कर्मेति क्रमशिक्षितान्वयकला ये केऽपि तेभ्योऽञ्जलिः ।
ये तु ग्रन्थसहस्रशाणकषणत्रुट्यत्कलङ्कैर्गिरां
उल्लासैः कवयन्ति बिल्हणकविस्तेष्वेव संनह्यति ॥
We have seen that Bilhana, the great poet from Kashmir, travelled the entire country. He visited many places like Vidharbha, Malava and Vanga, and finally came to Kalyanakataka in Karnataka, which was then ruled by Vikramaditya (the sixth), one of the greatest emperors of the Chalukya dynasty. True to his name, he gained respect in the country because of his gallantry.
Bilhana faced immense difficulty in gaining entry to Vikramaditya’s court. The situation was further worsened by jealous poets and scholars, and he had to resort to compose a witty, vulgar verse to enter the palace. The king, after exchanging pleasantries, enquired about his background. He also planned to arrange a poetry competition and wanted Bilhana to participate in it. When asked whether he’s willing to challenge the resident poets, Bilhana said:
There are people who recognize subject-words by visarga at the end,
And object-words by anusvara on top. My pranams to them.
There are others poets who have their words whetted
Against numerous unblemished books,
And sing verses merrily.
I wish to debate with such people only.

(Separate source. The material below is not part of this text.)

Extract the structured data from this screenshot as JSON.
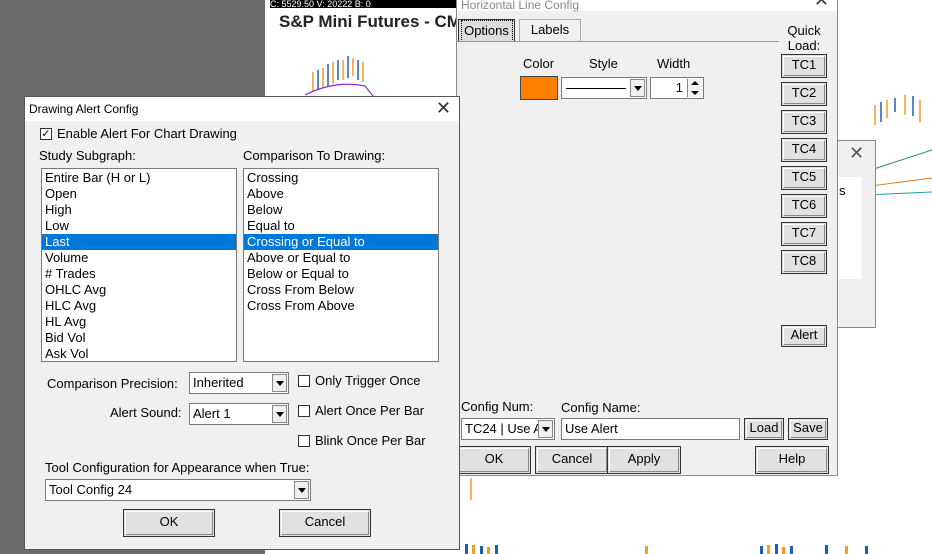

In Sanskrit, the kartr-pada (subject-word) usually has a visarga (‘:’) at the end, and the karma-pada (object-word) has anusvara (‘.’) on top. This fantastic satirical verse pokes fun at people who go by this general trend and think that in a sentence, the word with visarga is the subject, and the one with anusvara is the object. These dunces learn language mechanically, without bothering to understand.

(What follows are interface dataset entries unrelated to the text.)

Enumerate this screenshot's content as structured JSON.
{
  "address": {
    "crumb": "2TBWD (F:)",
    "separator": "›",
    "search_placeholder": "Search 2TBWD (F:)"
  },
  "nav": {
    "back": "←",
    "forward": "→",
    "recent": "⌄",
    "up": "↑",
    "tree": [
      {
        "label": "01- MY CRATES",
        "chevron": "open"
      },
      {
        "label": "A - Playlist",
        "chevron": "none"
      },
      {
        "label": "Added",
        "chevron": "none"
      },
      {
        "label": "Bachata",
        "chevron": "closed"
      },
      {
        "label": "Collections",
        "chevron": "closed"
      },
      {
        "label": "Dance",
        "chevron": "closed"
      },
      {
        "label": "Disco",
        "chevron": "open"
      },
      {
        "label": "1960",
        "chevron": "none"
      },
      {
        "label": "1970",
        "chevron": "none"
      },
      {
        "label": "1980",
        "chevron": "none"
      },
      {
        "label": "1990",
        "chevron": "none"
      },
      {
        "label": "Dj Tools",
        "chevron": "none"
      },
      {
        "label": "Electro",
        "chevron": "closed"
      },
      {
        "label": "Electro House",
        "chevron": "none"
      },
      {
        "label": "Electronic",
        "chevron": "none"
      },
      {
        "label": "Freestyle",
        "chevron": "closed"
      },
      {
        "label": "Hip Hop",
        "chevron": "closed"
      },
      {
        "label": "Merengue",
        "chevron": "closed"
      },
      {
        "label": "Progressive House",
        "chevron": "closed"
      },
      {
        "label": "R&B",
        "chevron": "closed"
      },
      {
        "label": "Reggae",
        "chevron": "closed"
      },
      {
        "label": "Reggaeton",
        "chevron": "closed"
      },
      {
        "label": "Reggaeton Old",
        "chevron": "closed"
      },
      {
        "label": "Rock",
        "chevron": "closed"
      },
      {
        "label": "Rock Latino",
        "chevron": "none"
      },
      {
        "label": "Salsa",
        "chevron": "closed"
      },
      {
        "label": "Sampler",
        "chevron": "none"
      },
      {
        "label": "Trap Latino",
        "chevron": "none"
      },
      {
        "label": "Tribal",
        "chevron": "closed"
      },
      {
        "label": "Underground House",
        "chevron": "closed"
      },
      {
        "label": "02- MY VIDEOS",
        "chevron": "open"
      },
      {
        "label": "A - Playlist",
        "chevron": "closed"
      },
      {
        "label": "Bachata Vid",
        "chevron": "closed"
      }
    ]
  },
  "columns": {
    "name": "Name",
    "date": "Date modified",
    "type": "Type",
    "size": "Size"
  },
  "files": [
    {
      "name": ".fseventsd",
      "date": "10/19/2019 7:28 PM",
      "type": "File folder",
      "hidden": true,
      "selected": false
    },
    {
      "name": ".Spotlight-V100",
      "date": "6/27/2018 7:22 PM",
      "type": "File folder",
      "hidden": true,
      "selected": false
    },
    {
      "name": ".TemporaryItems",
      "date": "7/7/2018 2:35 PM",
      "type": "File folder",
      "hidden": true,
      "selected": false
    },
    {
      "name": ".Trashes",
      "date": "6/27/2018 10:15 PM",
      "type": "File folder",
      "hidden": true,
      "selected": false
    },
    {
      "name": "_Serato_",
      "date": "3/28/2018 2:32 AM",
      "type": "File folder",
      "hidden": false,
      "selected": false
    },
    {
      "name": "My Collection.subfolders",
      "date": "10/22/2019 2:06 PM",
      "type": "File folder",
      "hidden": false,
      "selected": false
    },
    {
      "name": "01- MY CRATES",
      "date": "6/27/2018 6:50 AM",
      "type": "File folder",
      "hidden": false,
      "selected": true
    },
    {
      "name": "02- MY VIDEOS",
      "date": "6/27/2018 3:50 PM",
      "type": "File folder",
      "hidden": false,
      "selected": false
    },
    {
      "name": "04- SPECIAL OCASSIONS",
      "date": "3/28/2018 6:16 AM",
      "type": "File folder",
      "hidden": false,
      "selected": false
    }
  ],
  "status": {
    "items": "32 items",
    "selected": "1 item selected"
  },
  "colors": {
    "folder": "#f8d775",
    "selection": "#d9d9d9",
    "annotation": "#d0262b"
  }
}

Translated from Kannada by Shashi Kiran B. N.
(The original article is from the anthology Kavitegondu Kathe.)